**Work required**
Scan the entries that follow and copy out every line containing "address".

== Provided data

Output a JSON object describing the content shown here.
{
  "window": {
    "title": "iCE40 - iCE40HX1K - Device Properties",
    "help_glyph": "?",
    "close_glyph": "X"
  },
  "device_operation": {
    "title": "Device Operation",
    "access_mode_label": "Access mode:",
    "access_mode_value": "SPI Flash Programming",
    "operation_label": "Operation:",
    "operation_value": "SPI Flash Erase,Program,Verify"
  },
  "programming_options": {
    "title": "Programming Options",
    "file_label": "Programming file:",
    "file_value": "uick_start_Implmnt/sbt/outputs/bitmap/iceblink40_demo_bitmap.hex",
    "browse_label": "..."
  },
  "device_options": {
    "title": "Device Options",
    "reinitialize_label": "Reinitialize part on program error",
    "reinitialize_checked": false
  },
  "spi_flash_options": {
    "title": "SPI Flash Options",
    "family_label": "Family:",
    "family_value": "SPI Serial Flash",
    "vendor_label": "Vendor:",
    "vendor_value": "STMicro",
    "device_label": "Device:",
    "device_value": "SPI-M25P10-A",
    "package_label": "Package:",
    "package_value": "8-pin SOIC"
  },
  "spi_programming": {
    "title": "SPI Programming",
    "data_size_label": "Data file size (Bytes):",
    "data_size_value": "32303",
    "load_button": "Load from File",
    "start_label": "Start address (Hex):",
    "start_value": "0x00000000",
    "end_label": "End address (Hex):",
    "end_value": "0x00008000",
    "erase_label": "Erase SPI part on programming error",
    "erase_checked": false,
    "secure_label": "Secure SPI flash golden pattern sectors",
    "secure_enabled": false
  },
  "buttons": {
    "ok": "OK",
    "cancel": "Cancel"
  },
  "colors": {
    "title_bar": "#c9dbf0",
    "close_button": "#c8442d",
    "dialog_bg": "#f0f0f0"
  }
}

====

**Response below**
    "start_label": "Start address (Hex):",
    "end_label": "End address (Hex):",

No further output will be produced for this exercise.